The first three are homebreds for Steinman, Ann Jackson and Hudson River Farm/Jonathan Sheppard.

Thirteen older maidens filled the entry box, earning a split into two races worth $25,000 each. Gill Johnston’s Hanno (Sean McDermott) reeled in Cuba Libre, who built a big lead early, to win by a nose for trainer Jack Fisher in the day’s second race. Enjoy The Show finished third. The winner came into the race off three hurdle losses, including a second for a $25,000 tag at Radnor, this year. Bred in Kentucky by Trish Moseley, he’s meandered to the winner’s circle – winning once in 16 starts in England for Moseley and trainer Ed Dunlop before joining Johnston’s string as a hurdle prospect. The 6-year-old son of Henrythenavigator is a half-brother to Proctor’s Ledge, who won two graded stakes on the turf for Moseley this summer at Saratoga.

One race later, Doyle picked up his second win on the card with Aflutter for Sheppard and Hudson River Farm. The 7-year-old son of Birdstone came from deep in the seven-horse field to win by a length over Albus with Set To Music third.
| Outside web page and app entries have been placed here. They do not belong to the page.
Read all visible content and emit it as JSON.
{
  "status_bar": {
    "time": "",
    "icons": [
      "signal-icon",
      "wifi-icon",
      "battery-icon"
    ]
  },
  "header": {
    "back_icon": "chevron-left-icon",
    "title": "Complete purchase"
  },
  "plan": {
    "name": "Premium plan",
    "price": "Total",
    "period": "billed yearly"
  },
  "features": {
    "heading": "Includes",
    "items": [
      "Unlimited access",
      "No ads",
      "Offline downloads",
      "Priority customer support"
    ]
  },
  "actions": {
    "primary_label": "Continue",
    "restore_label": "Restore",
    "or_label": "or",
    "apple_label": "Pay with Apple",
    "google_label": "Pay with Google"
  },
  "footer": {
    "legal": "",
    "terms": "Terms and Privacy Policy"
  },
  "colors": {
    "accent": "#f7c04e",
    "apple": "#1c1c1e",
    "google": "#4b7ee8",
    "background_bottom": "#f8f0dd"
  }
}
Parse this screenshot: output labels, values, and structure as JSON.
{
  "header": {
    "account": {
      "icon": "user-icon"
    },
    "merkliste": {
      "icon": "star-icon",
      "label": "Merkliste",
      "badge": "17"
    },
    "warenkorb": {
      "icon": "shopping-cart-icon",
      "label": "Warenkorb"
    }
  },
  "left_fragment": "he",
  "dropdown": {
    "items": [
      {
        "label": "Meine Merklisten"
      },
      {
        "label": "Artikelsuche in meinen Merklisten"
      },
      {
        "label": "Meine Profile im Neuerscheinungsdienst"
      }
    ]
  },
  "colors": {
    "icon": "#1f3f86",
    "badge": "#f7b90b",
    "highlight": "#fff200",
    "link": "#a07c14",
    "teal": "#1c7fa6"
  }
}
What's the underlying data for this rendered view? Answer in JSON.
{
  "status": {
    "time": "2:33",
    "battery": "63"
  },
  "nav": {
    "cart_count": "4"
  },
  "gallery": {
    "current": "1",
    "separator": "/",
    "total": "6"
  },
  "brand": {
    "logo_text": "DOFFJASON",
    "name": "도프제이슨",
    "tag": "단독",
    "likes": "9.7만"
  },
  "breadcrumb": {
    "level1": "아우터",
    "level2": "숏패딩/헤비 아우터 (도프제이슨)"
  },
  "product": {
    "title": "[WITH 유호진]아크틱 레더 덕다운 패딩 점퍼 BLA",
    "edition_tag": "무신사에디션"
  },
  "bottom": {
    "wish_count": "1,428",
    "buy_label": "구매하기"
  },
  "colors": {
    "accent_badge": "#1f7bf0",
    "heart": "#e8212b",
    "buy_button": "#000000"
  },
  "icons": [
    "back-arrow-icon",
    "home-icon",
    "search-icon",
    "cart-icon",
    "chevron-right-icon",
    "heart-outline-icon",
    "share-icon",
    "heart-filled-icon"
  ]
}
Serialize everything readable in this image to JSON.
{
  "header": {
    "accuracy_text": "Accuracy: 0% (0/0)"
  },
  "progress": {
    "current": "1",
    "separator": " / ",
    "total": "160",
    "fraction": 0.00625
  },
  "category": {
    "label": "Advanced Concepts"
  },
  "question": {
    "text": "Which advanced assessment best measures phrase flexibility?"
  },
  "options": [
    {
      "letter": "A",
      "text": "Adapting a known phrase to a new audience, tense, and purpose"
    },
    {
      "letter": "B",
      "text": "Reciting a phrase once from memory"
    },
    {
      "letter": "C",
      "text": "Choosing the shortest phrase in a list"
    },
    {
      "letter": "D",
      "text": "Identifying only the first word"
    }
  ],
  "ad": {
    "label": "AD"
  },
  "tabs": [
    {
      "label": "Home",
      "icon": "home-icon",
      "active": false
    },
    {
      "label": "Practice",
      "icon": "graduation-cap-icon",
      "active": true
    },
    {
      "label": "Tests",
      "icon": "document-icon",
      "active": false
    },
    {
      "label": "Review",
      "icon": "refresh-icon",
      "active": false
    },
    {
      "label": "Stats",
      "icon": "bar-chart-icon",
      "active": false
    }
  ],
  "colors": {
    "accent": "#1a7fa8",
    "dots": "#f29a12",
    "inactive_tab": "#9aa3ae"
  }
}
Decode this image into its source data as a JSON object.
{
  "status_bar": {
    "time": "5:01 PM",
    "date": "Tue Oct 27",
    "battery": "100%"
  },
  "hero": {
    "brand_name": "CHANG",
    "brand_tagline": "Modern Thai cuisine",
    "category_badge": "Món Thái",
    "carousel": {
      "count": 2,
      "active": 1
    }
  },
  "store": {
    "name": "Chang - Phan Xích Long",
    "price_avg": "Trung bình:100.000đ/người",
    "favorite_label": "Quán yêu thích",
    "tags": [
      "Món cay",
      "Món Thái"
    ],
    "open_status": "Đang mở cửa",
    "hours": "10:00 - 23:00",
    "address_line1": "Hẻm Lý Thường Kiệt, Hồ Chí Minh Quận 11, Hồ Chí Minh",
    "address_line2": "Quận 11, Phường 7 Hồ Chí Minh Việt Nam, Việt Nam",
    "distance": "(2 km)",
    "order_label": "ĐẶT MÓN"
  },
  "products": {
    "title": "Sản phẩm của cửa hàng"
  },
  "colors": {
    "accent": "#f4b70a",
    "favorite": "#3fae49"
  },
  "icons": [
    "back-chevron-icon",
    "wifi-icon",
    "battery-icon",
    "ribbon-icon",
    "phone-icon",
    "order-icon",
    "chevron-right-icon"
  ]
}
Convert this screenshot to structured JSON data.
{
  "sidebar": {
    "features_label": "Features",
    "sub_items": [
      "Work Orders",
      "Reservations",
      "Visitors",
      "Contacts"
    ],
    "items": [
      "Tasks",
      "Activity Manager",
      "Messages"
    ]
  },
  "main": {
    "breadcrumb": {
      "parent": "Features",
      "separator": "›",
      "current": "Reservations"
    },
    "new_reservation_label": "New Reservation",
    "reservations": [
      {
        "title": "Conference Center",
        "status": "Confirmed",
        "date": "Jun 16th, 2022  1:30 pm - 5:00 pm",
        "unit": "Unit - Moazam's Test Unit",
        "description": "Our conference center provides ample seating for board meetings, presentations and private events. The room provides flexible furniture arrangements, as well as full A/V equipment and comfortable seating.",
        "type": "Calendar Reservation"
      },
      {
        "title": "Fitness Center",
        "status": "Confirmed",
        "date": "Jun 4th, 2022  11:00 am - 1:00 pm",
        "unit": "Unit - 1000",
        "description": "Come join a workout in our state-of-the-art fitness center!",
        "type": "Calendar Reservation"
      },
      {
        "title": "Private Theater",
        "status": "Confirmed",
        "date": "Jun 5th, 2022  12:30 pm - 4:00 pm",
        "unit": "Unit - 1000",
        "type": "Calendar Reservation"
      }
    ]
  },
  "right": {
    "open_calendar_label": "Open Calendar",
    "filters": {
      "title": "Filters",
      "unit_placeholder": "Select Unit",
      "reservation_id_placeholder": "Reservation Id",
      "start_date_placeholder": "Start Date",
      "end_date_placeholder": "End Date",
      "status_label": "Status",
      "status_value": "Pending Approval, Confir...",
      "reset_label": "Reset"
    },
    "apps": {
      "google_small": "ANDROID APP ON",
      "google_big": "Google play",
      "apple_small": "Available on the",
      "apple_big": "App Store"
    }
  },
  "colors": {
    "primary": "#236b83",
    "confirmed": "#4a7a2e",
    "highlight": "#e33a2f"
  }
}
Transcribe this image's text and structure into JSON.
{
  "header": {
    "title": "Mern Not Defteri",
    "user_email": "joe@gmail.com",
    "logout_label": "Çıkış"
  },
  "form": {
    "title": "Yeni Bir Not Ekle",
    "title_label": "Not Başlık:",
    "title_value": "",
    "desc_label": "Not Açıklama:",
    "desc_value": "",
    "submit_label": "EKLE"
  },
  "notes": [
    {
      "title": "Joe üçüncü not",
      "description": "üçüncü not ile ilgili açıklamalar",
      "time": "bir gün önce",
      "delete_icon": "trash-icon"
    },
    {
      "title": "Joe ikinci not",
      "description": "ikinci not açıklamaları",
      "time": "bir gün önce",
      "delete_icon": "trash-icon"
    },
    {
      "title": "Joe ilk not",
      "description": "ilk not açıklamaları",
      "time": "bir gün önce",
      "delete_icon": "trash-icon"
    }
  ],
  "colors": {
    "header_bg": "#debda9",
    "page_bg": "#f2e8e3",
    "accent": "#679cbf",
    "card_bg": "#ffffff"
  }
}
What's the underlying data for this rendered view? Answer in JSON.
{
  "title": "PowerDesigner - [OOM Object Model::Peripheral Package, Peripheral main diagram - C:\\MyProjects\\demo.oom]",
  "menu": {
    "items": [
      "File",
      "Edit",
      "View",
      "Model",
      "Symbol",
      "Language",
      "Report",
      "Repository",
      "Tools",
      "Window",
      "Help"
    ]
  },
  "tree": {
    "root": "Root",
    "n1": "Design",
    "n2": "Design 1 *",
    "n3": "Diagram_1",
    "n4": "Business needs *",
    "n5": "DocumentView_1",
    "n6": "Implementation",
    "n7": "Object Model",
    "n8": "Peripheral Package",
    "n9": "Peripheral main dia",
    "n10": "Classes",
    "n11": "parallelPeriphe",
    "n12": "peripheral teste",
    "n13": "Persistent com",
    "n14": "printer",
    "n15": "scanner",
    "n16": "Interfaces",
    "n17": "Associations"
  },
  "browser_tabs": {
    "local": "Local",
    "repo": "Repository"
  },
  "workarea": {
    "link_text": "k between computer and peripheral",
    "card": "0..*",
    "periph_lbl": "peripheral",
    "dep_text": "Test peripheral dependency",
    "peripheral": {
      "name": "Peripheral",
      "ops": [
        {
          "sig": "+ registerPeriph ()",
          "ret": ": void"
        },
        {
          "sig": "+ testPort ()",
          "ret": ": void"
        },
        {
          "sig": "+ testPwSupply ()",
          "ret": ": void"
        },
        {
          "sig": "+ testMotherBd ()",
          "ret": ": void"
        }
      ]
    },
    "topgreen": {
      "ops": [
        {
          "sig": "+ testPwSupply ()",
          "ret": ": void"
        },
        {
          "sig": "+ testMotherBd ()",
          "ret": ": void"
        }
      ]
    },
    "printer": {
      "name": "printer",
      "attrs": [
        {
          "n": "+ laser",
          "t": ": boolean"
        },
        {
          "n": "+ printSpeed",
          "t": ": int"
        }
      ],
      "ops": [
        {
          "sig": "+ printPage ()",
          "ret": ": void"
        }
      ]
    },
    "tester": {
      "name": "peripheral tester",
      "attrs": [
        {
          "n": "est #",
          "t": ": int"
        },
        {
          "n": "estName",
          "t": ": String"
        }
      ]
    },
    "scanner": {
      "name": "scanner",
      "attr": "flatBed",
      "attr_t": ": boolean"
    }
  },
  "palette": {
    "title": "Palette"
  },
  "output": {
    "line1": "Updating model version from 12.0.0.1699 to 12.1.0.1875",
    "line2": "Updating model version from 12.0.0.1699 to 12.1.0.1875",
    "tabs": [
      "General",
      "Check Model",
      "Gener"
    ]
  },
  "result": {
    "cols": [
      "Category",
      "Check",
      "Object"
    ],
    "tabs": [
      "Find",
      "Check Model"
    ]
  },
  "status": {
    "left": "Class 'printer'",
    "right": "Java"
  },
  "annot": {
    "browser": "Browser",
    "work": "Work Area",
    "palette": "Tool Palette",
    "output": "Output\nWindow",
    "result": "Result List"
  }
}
The winner ran twice on the flat as a 3-year-old, tried hurdling and won on the flat at 4, missed his 5-year-old season and ran twice over jumps last fall. This year, the half-brother to hurdle stakes winner Parker’s Project – and to first-race runner Snuggling – placed in two spring maiden hurdles and finished second against winners at Saratoga.

Maiden timber winner Where’s The Beef completed a double for Welcome Here Farm when he scored by a half-length over Enuff Alex who in turn had a half-length on Only Charity in the 3 1/8-mile race. The winner led throughout for jockey Mark Beecher and trainer Ivan Dowling, and just lasted to win for the first time since taking a novice hurdle stakes in 2013.

Like the maiden hurdlers, the maiden timber horses filled two races as Back’s Bad Boy scored one race after Where’s The Beef – scoring by 2 lengths over Cocodimama and Dye Fore. Keith Dalton rode the winner for Ivy Hill Stable and trainer Alicia Murphy. The winner, a 6-year-old son of Oratory, was bred in Pennsylvania by Country Life Farm and Thomas Finacchio.

The Fields Stable’s Lyonell (Doyle) tuned up for bigger things with a training flat win for trainer Elizabeth Voss. Others in the finale included the Voss-trained Barnacle Bill who was third and stakes horse Jamarjo.

Additional reporting by Sean Clancy.